There will be a KX2 station on the air plus other commercial and homebrew gear. And, homebrew antennas including mag loopsNever a charge to buy & sell. Brats off the grill, chips and sodas while they last.
SLQS is in its 29th year. We look forward to seeing you at the sale again or for the first time.
For more information, please click “Meeting Info” above. See you at the Tailgate!
Mel Whitten K0PFX would like to pass along news of an upcoming radio event in St. Louis… the 2016 Microwave Update conference is coming up in October. See the attached flyer for more info (click the image below to open the PDF in a new window):
You can also visit the event’s web site at http://microwaveupdate.org
Plans are well under way for our annual Field Day outing. This year, SLQS will operate from O’Connor Park in Bridgeton, MO. You can find us via the ARRL Field Day Site Locator; search for the callsign we’ll be using this year: NF0R. Naturally we’ll be operating QRP (power output limited to 5 watts or less), and we’ll be using 100% emergency power (batteries).
You might also like a straightforward Google Maps link if you’d like directions:

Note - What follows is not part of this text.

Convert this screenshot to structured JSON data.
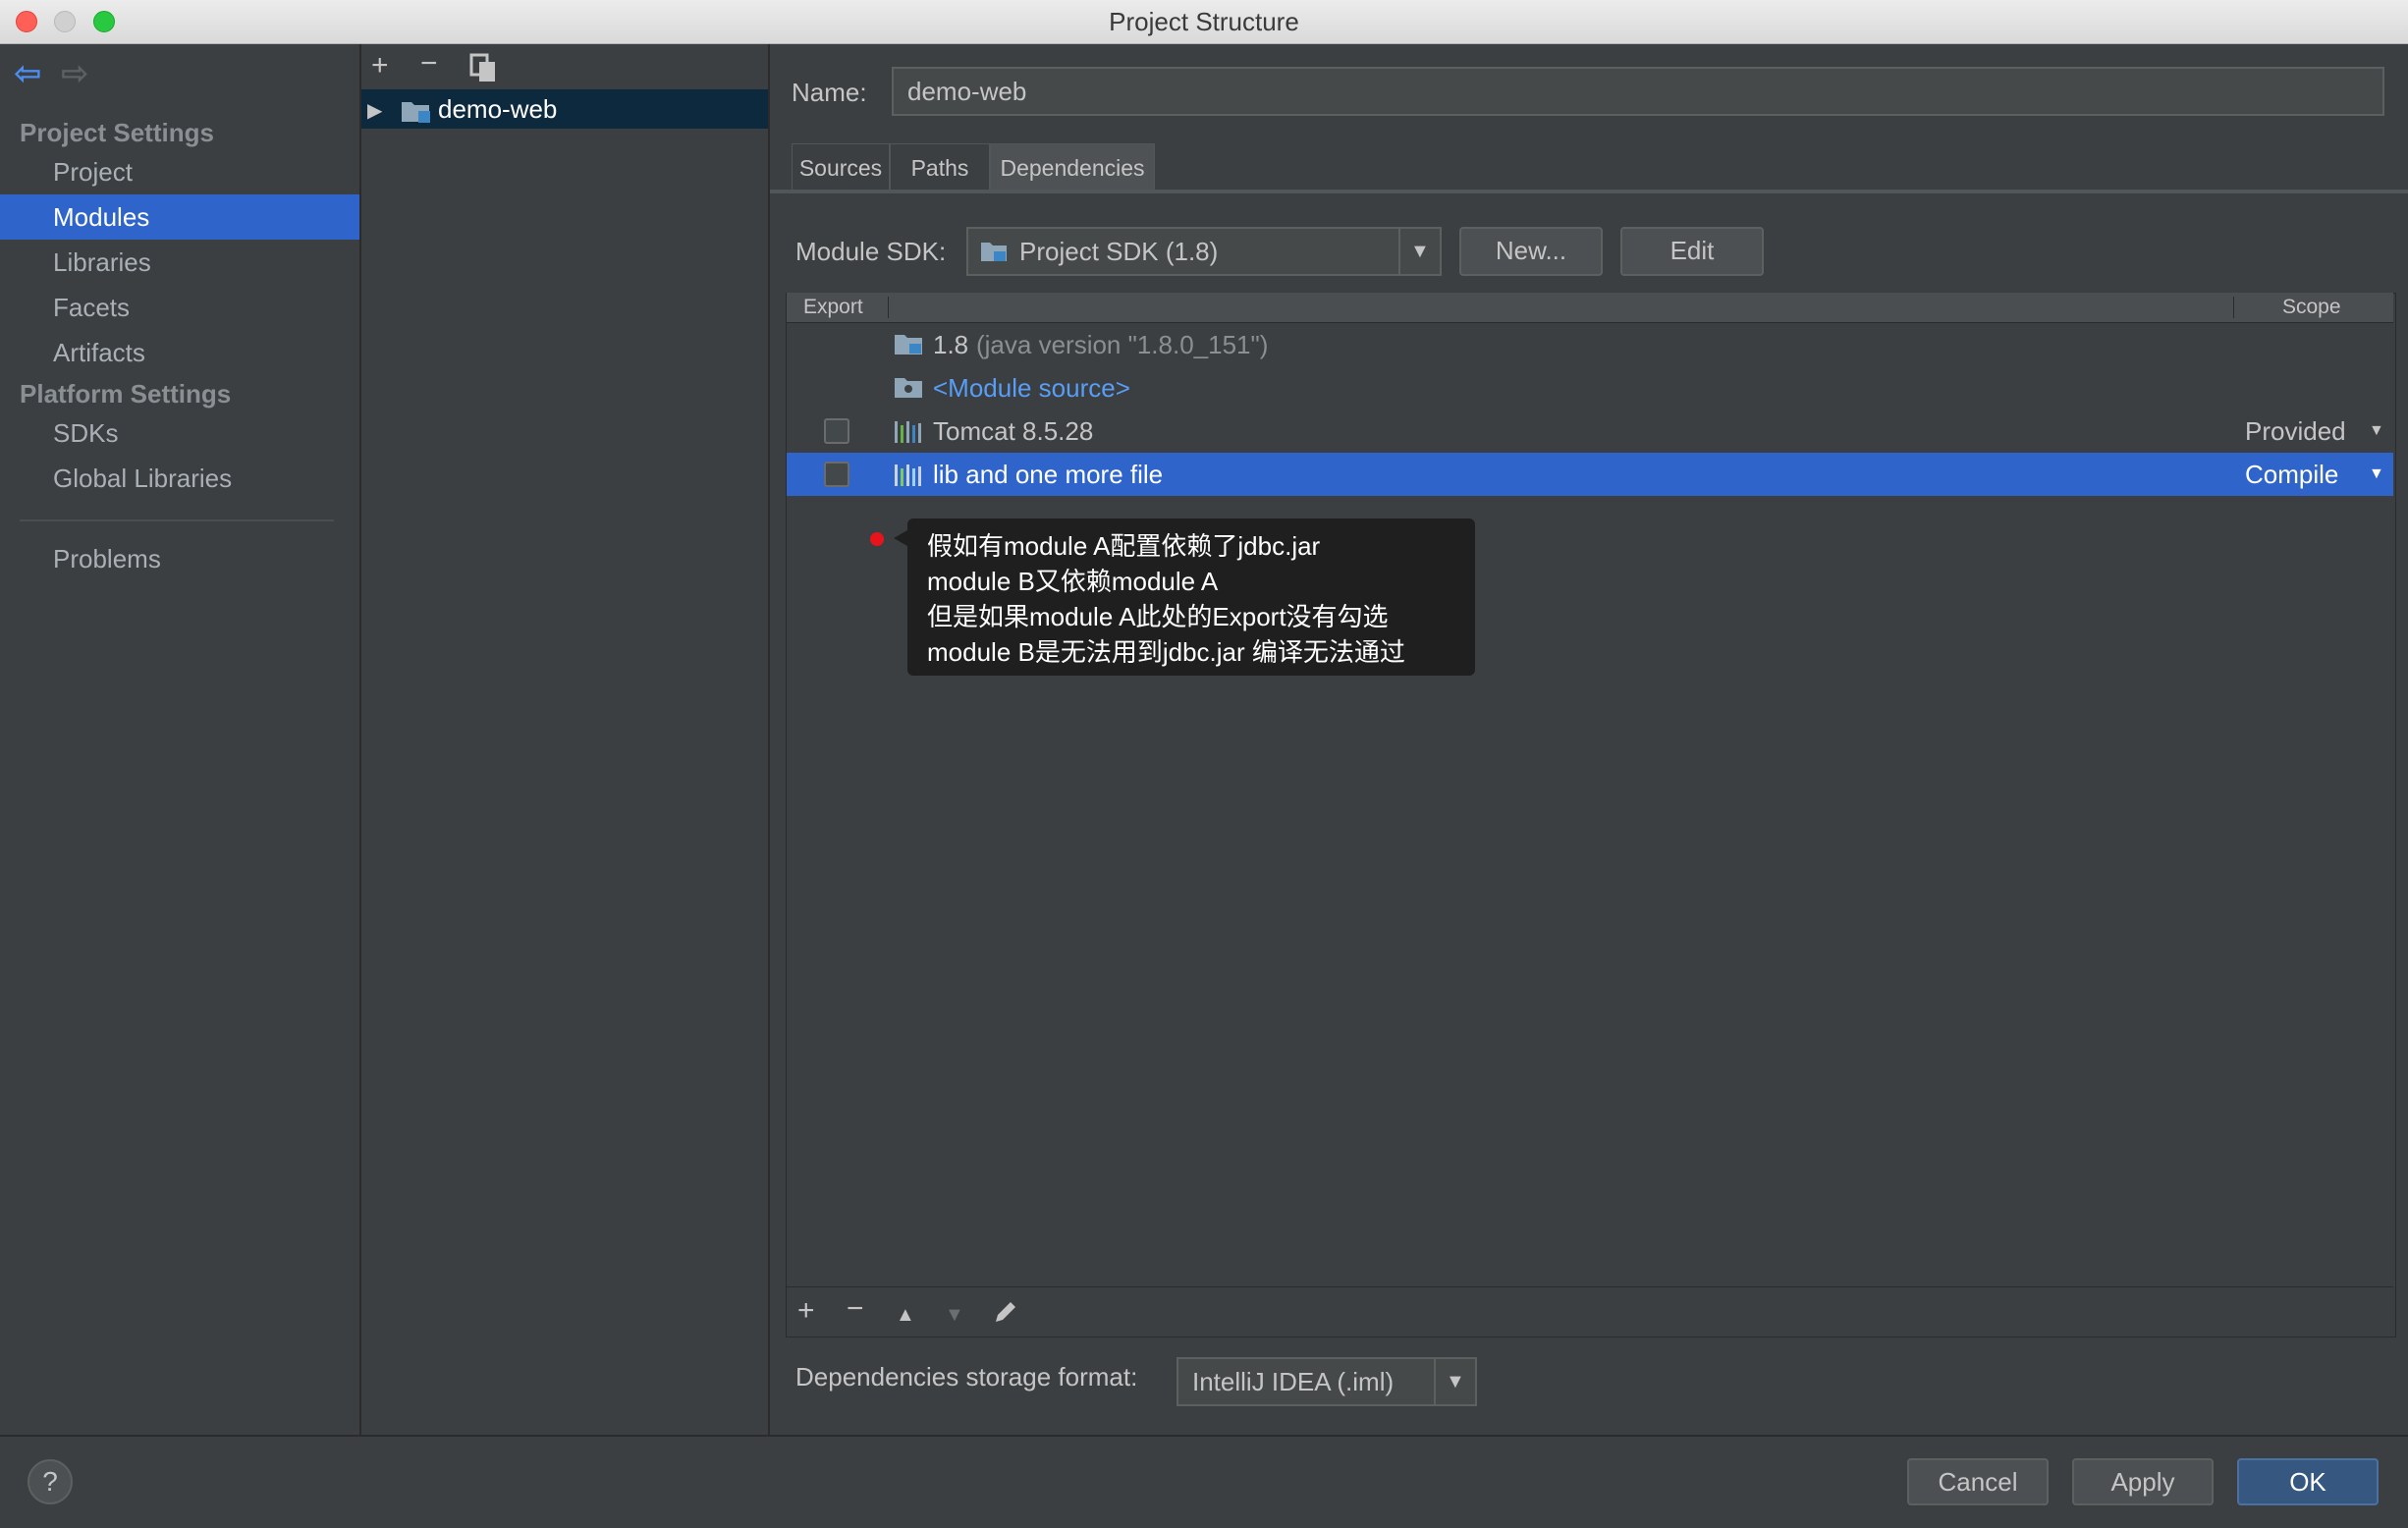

Field Day is alway the last full weekend in June; this year the dates are June 25-26. We’ll start setting up between 9:00 and 10:00am. The real fun begins at 1:00pm when hams across North America begin contacting each other. We’ll be at it from then until the finish, at 1:00pm Sunday.
Why do we do this? Well, the ARRL states the objective is “to work as many stations as possible on any and all amateur bands… and to learn to operate in abnormal situations in less than optimal conditions.” Essentially it’s an emergency preparedness exercise, but we do it in such a way that it’s a fun and friendly competition too.
We welcome visitors — in fact, any group that has posted their Field Day location would welcome a visit. Stop by and see what we’re up to!